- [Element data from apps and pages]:
Segment Open

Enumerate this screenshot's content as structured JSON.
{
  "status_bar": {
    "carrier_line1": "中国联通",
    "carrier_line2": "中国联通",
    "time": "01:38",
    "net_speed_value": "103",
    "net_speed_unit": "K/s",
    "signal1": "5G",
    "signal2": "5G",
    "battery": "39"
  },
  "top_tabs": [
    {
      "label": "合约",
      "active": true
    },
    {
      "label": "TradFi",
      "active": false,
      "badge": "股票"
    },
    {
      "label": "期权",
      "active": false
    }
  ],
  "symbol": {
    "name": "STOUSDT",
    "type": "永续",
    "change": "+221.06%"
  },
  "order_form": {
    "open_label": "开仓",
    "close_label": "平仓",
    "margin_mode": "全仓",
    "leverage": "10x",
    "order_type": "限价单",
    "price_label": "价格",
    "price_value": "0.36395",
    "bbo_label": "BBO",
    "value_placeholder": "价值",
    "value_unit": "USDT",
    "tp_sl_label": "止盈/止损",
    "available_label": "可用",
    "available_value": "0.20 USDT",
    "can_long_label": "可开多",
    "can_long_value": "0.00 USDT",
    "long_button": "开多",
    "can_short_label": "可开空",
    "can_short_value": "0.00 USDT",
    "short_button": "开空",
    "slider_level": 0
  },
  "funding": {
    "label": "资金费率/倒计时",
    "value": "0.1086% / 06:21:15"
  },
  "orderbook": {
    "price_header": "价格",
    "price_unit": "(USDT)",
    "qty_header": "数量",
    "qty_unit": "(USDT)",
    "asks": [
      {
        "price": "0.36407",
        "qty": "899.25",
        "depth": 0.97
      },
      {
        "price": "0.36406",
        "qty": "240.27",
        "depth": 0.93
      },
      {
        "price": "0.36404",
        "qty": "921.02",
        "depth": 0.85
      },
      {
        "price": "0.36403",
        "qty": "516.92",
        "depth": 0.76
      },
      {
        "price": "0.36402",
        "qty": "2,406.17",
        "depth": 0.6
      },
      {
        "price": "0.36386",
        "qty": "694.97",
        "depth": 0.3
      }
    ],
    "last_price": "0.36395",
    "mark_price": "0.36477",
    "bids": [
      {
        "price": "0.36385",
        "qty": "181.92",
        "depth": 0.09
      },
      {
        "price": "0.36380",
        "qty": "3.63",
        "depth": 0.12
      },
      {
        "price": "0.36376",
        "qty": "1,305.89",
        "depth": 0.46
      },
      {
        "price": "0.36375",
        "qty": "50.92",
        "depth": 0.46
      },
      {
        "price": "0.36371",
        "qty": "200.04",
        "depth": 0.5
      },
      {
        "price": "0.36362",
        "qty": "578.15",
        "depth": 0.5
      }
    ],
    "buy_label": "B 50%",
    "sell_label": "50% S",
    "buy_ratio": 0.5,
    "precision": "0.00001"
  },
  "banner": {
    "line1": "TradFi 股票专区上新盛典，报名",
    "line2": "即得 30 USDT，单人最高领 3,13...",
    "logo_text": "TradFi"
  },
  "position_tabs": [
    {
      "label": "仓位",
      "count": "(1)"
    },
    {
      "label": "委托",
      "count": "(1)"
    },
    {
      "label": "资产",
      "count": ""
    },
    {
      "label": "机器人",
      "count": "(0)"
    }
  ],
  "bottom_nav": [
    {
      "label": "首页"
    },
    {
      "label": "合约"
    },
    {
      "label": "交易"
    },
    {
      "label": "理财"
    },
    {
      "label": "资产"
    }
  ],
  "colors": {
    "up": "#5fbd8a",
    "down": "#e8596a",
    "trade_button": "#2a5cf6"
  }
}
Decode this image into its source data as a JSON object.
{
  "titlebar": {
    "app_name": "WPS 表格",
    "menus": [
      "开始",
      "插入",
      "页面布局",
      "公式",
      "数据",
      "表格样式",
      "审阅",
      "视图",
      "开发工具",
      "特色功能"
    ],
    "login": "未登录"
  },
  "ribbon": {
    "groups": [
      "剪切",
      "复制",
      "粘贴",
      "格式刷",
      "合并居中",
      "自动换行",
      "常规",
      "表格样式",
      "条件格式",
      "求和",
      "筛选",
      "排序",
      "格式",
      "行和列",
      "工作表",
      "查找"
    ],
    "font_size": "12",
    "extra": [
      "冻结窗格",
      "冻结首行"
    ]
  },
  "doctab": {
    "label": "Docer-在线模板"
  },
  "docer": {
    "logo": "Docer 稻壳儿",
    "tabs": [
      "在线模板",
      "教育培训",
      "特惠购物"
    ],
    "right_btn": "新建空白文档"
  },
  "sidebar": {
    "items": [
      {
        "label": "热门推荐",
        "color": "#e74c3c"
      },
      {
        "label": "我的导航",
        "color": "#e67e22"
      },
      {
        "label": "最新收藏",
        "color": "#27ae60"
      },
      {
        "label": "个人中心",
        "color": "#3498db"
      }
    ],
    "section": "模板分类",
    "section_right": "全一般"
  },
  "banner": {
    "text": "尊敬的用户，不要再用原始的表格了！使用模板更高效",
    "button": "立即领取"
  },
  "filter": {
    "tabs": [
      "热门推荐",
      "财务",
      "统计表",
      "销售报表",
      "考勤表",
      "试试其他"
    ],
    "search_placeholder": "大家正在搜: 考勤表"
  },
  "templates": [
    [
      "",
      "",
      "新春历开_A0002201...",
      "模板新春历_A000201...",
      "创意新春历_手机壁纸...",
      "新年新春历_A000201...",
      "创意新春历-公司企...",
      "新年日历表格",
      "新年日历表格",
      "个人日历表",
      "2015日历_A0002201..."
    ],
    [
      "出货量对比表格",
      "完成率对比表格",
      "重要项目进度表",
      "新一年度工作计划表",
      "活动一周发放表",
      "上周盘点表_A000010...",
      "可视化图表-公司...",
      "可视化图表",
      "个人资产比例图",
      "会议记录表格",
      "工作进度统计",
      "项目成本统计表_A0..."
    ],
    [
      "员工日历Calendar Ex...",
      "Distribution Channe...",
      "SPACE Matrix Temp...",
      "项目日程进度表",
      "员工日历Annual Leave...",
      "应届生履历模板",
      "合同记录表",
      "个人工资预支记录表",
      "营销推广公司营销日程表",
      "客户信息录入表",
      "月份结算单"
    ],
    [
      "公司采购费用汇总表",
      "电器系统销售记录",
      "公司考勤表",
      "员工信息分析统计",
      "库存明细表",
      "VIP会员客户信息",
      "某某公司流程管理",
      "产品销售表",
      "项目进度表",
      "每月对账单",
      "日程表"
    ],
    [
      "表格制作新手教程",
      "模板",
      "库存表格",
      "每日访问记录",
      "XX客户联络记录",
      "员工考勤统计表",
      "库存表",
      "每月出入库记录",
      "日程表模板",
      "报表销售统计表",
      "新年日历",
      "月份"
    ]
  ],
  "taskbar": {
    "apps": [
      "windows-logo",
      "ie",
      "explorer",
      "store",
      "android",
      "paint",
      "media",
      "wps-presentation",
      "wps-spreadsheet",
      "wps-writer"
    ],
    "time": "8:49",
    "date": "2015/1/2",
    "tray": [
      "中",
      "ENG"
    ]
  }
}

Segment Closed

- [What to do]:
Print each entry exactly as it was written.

- [Problem solution]:
Enumerate this screenshot's content as structured JSON.
{
  "status_bar": {
    "carrier_line1": "中国联通",
    "carrier_line2": "中国联通",
    "time": "01:38",
    "net_speed_value": "103",
    "net_speed_unit": "K/s",
    "signal1": "5G",
    "signal2": "5G",
    "battery": "39"
  },
  "top_tabs": [
    {
      "label": "合约",
      "active": true
    },
    {
      "label": "TradFi",
      "active": false,
      "badge": "股票"
    },
    {
      "label": "期权",
      "active": false
    }
  ],
  "symbol": {
    "name": "STOUSDT",
    "type": "永续",
    "change": "+221.06%"
  },
  "order_form": {
    "open_label": "开仓",
    "close_label": "平仓",
    "margin_mode": "全仓",
    "leverage": "10x",
    "order_type": "限价单",
    "price_label": "价格",
    "price_value": "0.36395",
    "bbo_label": "BBO",
    "value_placeholder": "价值",
    "value_unit": "USDT",
    "tp_sl_label": "止盈/止损",
    "available_label": "可用",
    "available_value": "0.20 USDT",
    "can_long_label": "可开多",
    "can_long_value": "0.00 USDT",
    "long_button": "开多",
    "can_short_label": "可开空",
    "can_short_value": "0.00 USDT",
    "short_button": "开空",
    "slider_level": 0
  },
  "funding": {
    "label": "资金费率/倒计时",
    "value": "0.1086% / 06:21:15"
  },
  "orderbook": {
    "price_header": "价格",
    "price_unit": "(USDT)",
    "qty_header": "数量",
    "qty_unit": "(USDT)",
    "asks": [
      {
        "price": "0.36407",
        "qty": "899.25",
        "depth": 0.97
      },
      {
        "price": "0.36406",
        "qty": "240.27",
        "depth": 0.93
      },
      {
        "price": "0.36404",
        "qty": "921.02",
        "depth": 0.85
      },
      {
        "price": "0.36403",
        "qty": "516.92",
        "depth": 0.76
      },
      {
        "price": "0.36402",
        "qty": "2,406.17",
        "depth": 0.6
      },
      {
        "price": "0.36386",
        "qty": "694.97",
        "depth": 0.3
      }
    ],
    "last_price": "0.36395",
    "mark_price": "0.36477",
    "bids": [
      {
        "price": "0.36385",
        "qty": "181.92",
        "depth": 0.09
      },
      {
        "price": "0.36380",
        "qty": "3.63",
        "depth": 0.12
      },
      {
        "price": "0.36376",
        "qty": "1,305.89",
        "depth": 0.46
      },
      {
        "price": "0.36375",
        "qty": "50.92",
        "depth": 0.46
      },
      {
        "price": "0.36371",
        "qty": "200.04",
        "depth": 0.5
      },
      {
        "price": "0.36362",
        "qty": "578.15",
        "depth": 0.5
      }
    ],
    "buy_label": "B 50%",
    "sell_label": "50% S",
    "buy_ratio": 0.5,
    "precision": "0.00001"
  },
  "banner": {
    "line1": "TradFi 股票专区上新盛典，报名",
    "line2": "即得 30 USDT，单人最高领 3,13...",
    "logo_text": "TradFi"
  },
  "position_tabs": [
    {
      "label": "仓位",
      "count": "(1)"
    },
    {
      "label": "委托",
      "count": "(1)"
    },
    {
      "label": "资产",
      "count": ""
    },
    {
      "label": "机器人",
      "count": "(0)"
    }
  ],
  "bottom_nav": [
    {
      "label": "首页"
    },
    {
      "label": "合约"
    },
    {
      "label": "交易"
    },
    {
      "label": "理财"
    },
    {
      "label": "资产"
    }
  ],
  "colors": {
    "up": "#5fbd8a",
    "down": "#e8596a",
    "trade_button": "#2a5cf6"
  }
}
Decode this image into its source data as a JSON object.
{
  "titlebar": {
    "app_name": "WPS 表格",
    "menus": [
      "开始",
      "插入",
      "页面布局",
      "公式",
      "数据",
      "表格样式",
      "审阅",
      "视图",
      "开发工具",
      "特色功能"
    ],
    "login": "未登录"
  },
  "ribbon": {
    "groups": [
      "剪切",
      "复制",
      "粘贴",
      "格式刷",
      "合并居中",
      "自动换行",
      "常规",
      "表格样式",
      "条件格式",
      "求和",
      "筛选",
      "排序",
      "格式",
      "行和列",
      "工作表",
      "查找"
    ],
    "font_size": "12",
    "extra": [
      "冻结窗格",
      "冻结首行"
    ]
  },
  "doctab": {
    "label": "Docer-在线模板"
  },
  "docer": {
    "logo": "Docer 稻壳儿",
    "tabs": [
      "在线模板",
      "教育培训",
      "特惠购物"
    ],
    "right_btn": "新建空白文档"
  },
  "sidebar": {
    "items": [
      {
        "label": "热门推荐",
        "color": "#e74c3c"
      },
      {
        "label": "我的导航",
        "color": "#e67e22"
      },
      {
        "label": "最新收藏",
        "color": "#27ae60"
      },
      {
        "label": "个人中心",
        "color": "#3498db"
      }
    ],
    "section": "模板分类",
    "section_right": "全一般"
  },
  "banner": {
    "text": "尊敬的用户，不要再用原始的表格了！使用模板更高效",
    "button": "立即领取"
  },
  "filter": {
    "tabs": [
      "热门推荐",
      "财务",
      "统计表",
      "销售报表",
      "考勤表",
      "试试其他"
    ],
    "search_placeholder": "大家正在搜: 考勤表"
  },
  "templates": [
    [
      "",
      "",
      "新春历开_A0002201...",
      "模板新春历_A000201...",
      "创意新春历_手机壁纸...",
      "新年新春历_A000201...",
      "创意新春历-公司企...",
      "新年日历表格",
      "新年日历表格",
      "个人日历表",
      "2015日历_A0002201..."
    ],
    [
      "出货量对比表格",
      "完成率对比表格",
      "重要项目进度表",
      "新一年度工作计划表",
      "活动一周发放表",
      "上周盘点表_A000010...",
      "可视化图表-公司...",
      "可视化图表",
      "个人资产比例图",
      "会议记录表格",
      "工作进度统计",
      "项目成本统计表_A0..."
    ],
    [
      "员工日历Calendar Ex...",
      "Distribution Channe...",
      "SPACE Matrix Temp...",
      "项目日程进度表",
      "员工日历Annual Leave...",
      "应届生履历模板",
      "合同记录表",
      "个人工资预支记录表",
      "营销推广公司营销日程表",
      "客户信息录入表",
      "月份结算单"
    ],
    [
      "公司采购费用汇总表",
      "电器系统销售记录",
      "公司考勤表",
      "员工信息分析统计",
      "库存明细表",
      "VIP会员客户信息",
      "某某公司流程管理",
      "产品销售表",
      "项目进度表",
      "每月对账单",
      "日程表"
    ],
    [
      "表格制作新手教程",
      "模板",
      "库存表格",
      "每日访问记录",
      "XX客户联络记录",
      "员工考勤统计表",
      "库存表",
      "每月出入库记录",
      "日程表模板",
      "报表销售统计表",
      "新年日历",
      "月份"
    ]
  ],
  "taskbar": {
    "apps": [
      "windows-logo",
      "ie",
      "explorer",
      "store",
      "android",
      "paint",
      "media",
      "wps-presentation",
      "wps-spreadsheet",
      "wps-writer"
    ],
    "time": "8:49",
    "date": "2015/1/2",
    "tray": [
      "中",
      "ENG"
    ]
  }
}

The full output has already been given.